"All I can do is show up and say, 'Here I am,' " Torres said. "I could sit here and make all kinds of excuses for what I've done - I'm okay with people judging me. Drug abuse, substance abuse, alcohol abuse, that's been there, but everything I've gone through has made me a better person today. I can actually say I can communicate with people who have had problems in life. I want to prove to people that it's okay - that people do make mistakes."

Torres had only recently made his comeback when he was injured in a spill at Oaklawn in January. But during his recovery from an injured vertebra in his neck, he won a role playing the jockey Braulio Baeza in a movie about the legendary filly Ruffian. Torres recently shot his scenes for the film at Louisiana Downs. "It was a blast," he said.

Wednesday, his first morning at Hawthorne, Torres was back to a more regular routine - working horses. He has mounts lined up for Friday, and has a new agent in Bobby Kelly. Kelly himself has rebounded after suffering a heart attack here last fall that nearly killed him. Two comeback kids working together.

Year's first turf races on Friday

Two teams of laborers were working throughout Wednesday afternoon installing the inner turf rail on the Hawthorne grass course, which will be put to use for the first time this year on Friday. It's a fairly early start to the local turf season, but it also was a fairly mild winter. Recent rain and warm temperature actually have the turf looking fairly lush for this time of year.

Race 5 on Friday is for $18,000 turf claimers, a staple in the condition book when it is warm enough for grass racing. Twenty-three percent turf trainer Chris Block has likely favorite Sara's Shadow for this spot, and Sara's Shadow has won half her eight starts on the Hawthorne lawn.

Friday's ninth, for Illinois-bred maidens, is carded for 1 1/16 miles on turf, and looks like an excellent betting race. Block has another logical contender for this race, too, the second-time starter Stumbling Block, but he will have to overcome post 12 and several potentially capable rivals. Turf-bred Alby has speed and the rail, while just outside him in the starting gate is K D Mac, who has faced open maidens and statebred stakes horses on dirt since a decent try over this turf course in his career debut last fall.

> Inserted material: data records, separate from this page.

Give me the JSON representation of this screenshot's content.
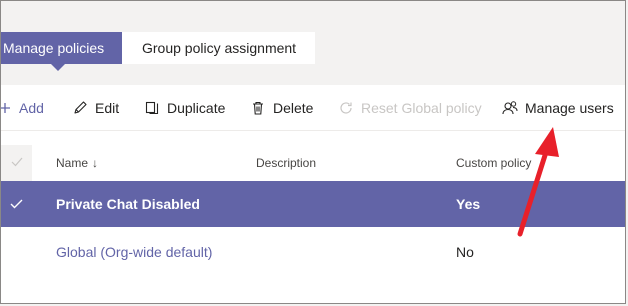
{
  "tabs": [
    {
      "label": "Manage policies",
      "active": true
    },
    {
      "label": "Group policy assignment",
      "active": false
    }
  ],
  "toolbar": {
    "add": {
      "label": "Add",
      "icon": "plus-icon"
    },
    "edit": {
      "label": "Edit",
      "icon": "pencil-icon"
    },
    "duplicate": {
      "label": "Duplicate",
      "icon": "copy-icon"
    },
    "delete": {
      "label": "Delete",
      "icon": "trash-icon"
    },
    "reset": {
      "label": "Reset Global policy",
      "icon": "refresh-icon",
      "disabled": true
    },
    "manage": {
      "label": "Manage users",
      "icon": "users-icon"
    }
  },
  "table": {
    "columns": {
      "name": "Name",
      "sort_indicator": "↓",
      "description": "Description",
      "custom": "Custom policy"
    },
    "rows": [
      {
        "name": "Private Chat Disabled",
        "description": "",
        "custom": "Yes",
        "selected": true
      },
      {
        "name": "Global (Org-wide default)",
        "description": "",
        "custom": "No",
        "selected": false
      }
    ]
  },
  "colors": {
    "accent": "#6264a7",
    "annotation_arrow": "#e8202a"
  }
}
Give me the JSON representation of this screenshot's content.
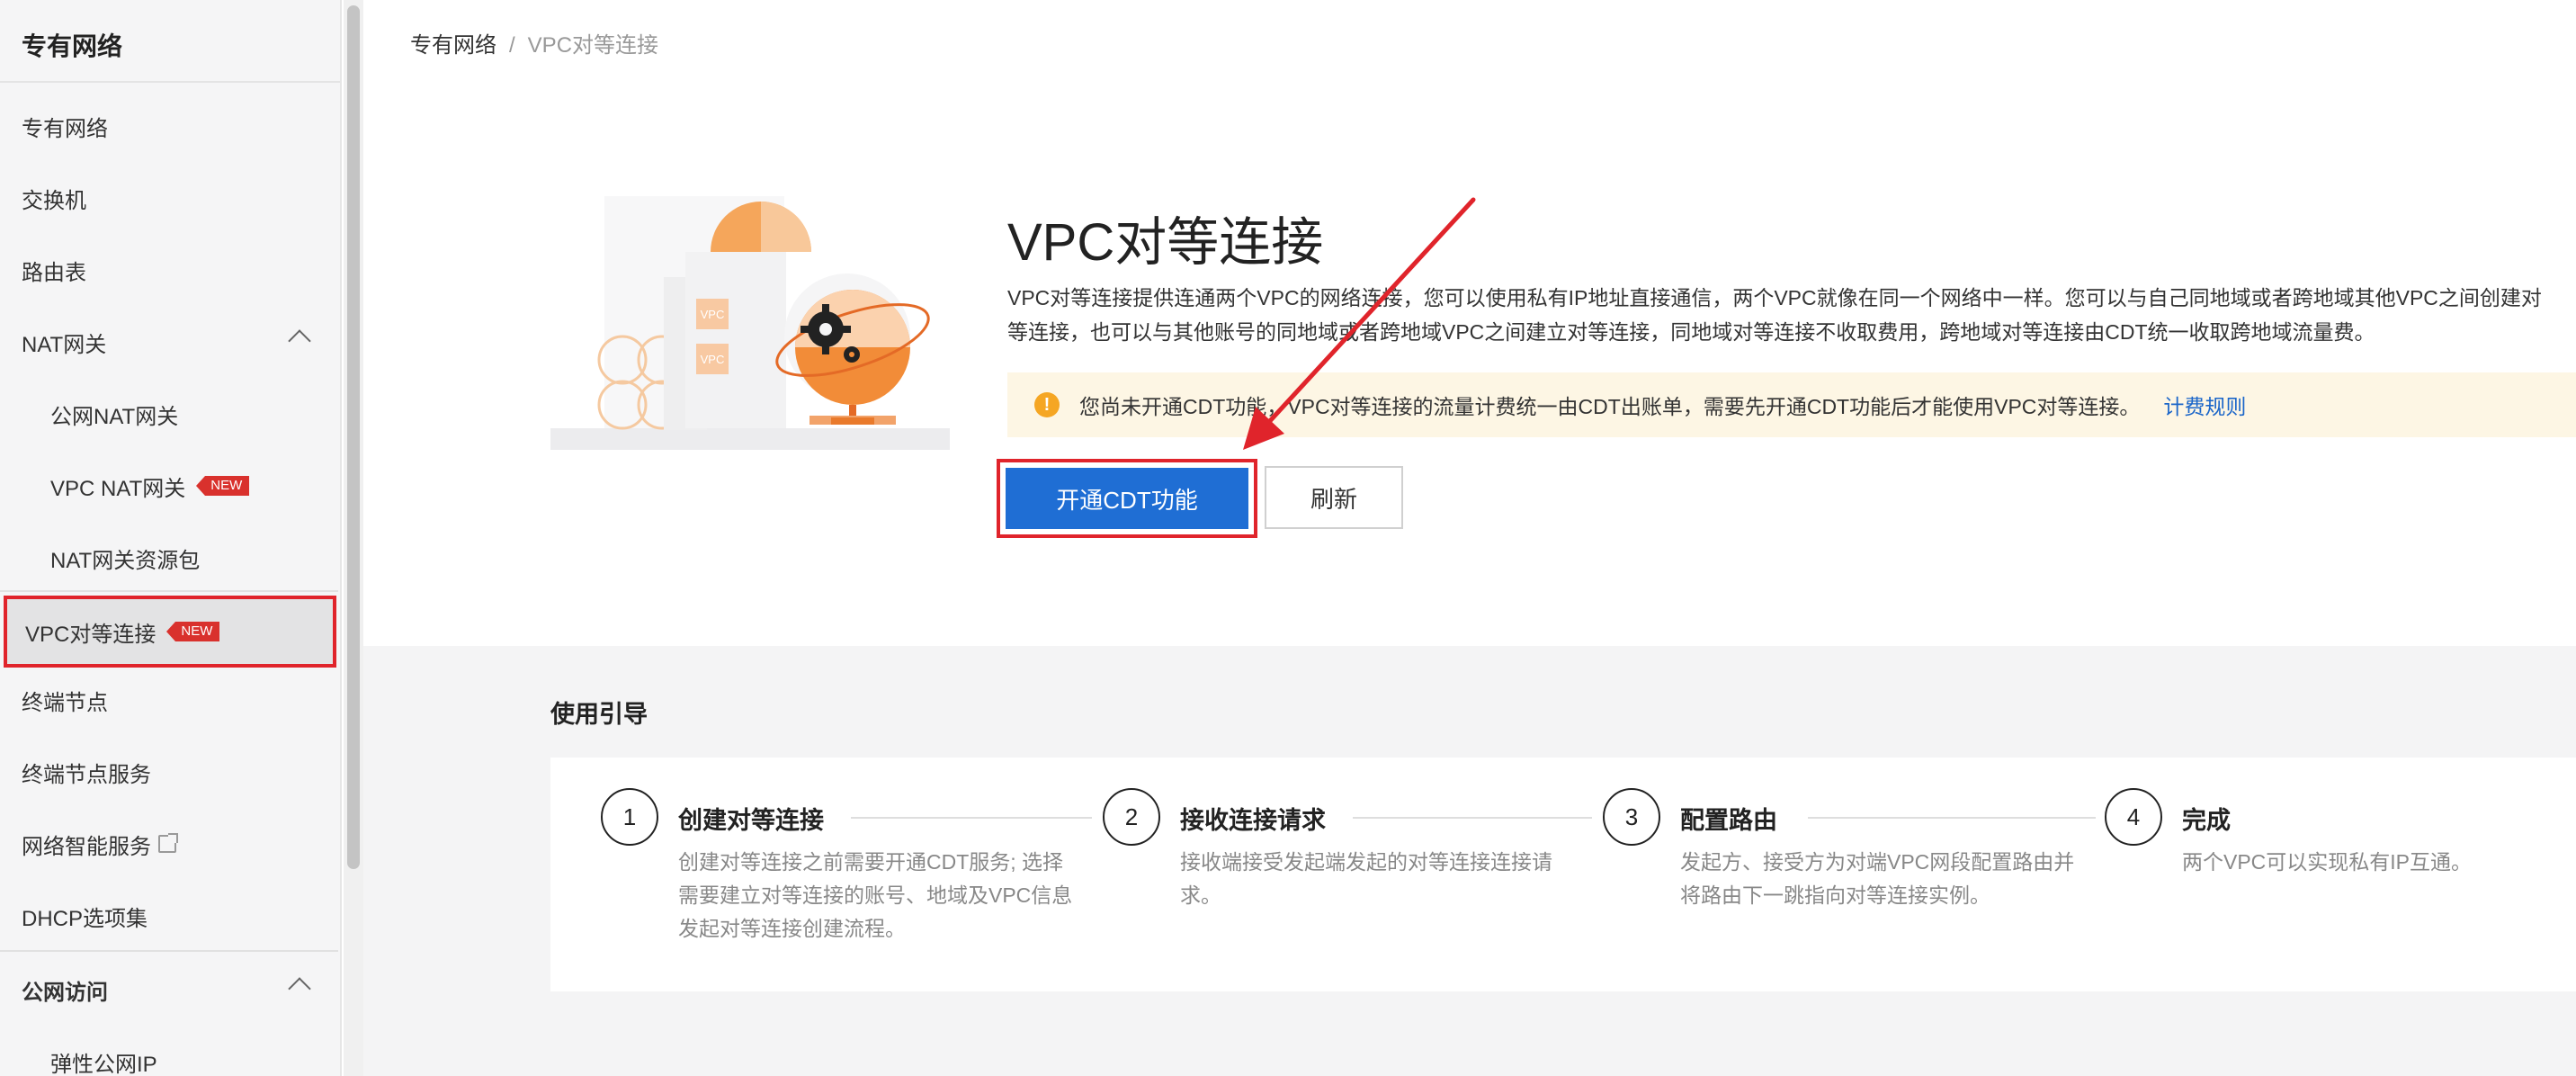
{
  "sidebar": {
    "title": "专有网络",
    "items": [
      {
        "label": "专有网络"
      },
      {
        "label": "交换机"
      },
      {
        "label": "路由表"
      },
      {
        "label": "NAT网关"
      },
      {
        "label": "公网NAT网关"
      },
      {
        "label": "VPC NAT网关",
        "badge": "NEW"
      },
      {
        "label": "NAT网关资源包"
      },
      {
        "label": "VPC对等连接",
        "badge": "NEW"
      },
      {
        "label": "终端节点"
      },
      {
        "label": "终端节点服务"
      },
      {
        "label": "网络智能服务"
      },
      {
        "label": "DHCP选项集"
      },
      {
        "label": "公网访问"
      },
      {
        "label": "弹性公网IP"
      }
    ]
  },
  "breadcrumb": {
    "root": "专有网络",
    "sep": "/",
    "current": "VPC对等连接"
  },
  "hero": {
    "title": "VPC对等连接",
    "desc_line1": "VPC对等连接提供连通两个VPC的网络连接，您可以使用私有IP地址直接通信，两个VPC就像在同一个网络中一样。您可以与自己同地域或者跨地域其他VPC之间创建对",
    "desc_line2": "等连接，也可以与其他账号的同地域或者跨地域VPC之间建立对等连接，同地域对等连接不收取费用，跨地域对等连接由CDT统一收取跨地域流量费。",
    "notice": "您尚未开通CDT功能，VPC对等连接的流量计费统一由CDT出账单，需要先开通CDT功能后才能使用VPC对等连接。",
    "notice_link": "计费规则",
    "primary_button": "开通CDT功能",
    "secondary_button": "刷新",
    "illustration_text": [
      "VPC",
      "VPC"
    ]
  },
  "guide": {
    "title": "使用引导",
    "steps": [
      {
        "num": "1",
        "title": "创建对等连接",
        "desc": "创建对等连接之前需要开通CDT服务; 选择需要建立对等连接的账号、地域及VPC信息发起对等连接创建流程。"
      },
      {
        "num": "2",
        "title": "接收连接请求",
        "desc": "接收端接受发起端发起的对等连接连接请求。"
      },
      {
        "num": "3",
        "title": "配置路由",
        "desc": "发起方、接受方为对端VPC网段配置路由并将路由下一跳指向对等连接实例。"
      },
      {
        "num": "4",
        "title": "完成",
        "desc": "两个VPC可以实现私有IP互通。"
      }
    ]
  },
  "colors": {
    "primary": "#1f6ed4",
    "highlight_red": "#e0242b",
    "badge_red": "#d9312d",
    "warning": "#f5a623",
    "link": "#1b66c9",
    "illustration_orange": "#f28c38"
  }
}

Act Like a Lion also has an outside draw, but on pedigree seems likely to move forward from a fading seventh-place finish on dirt here March 19 in his first-ever start.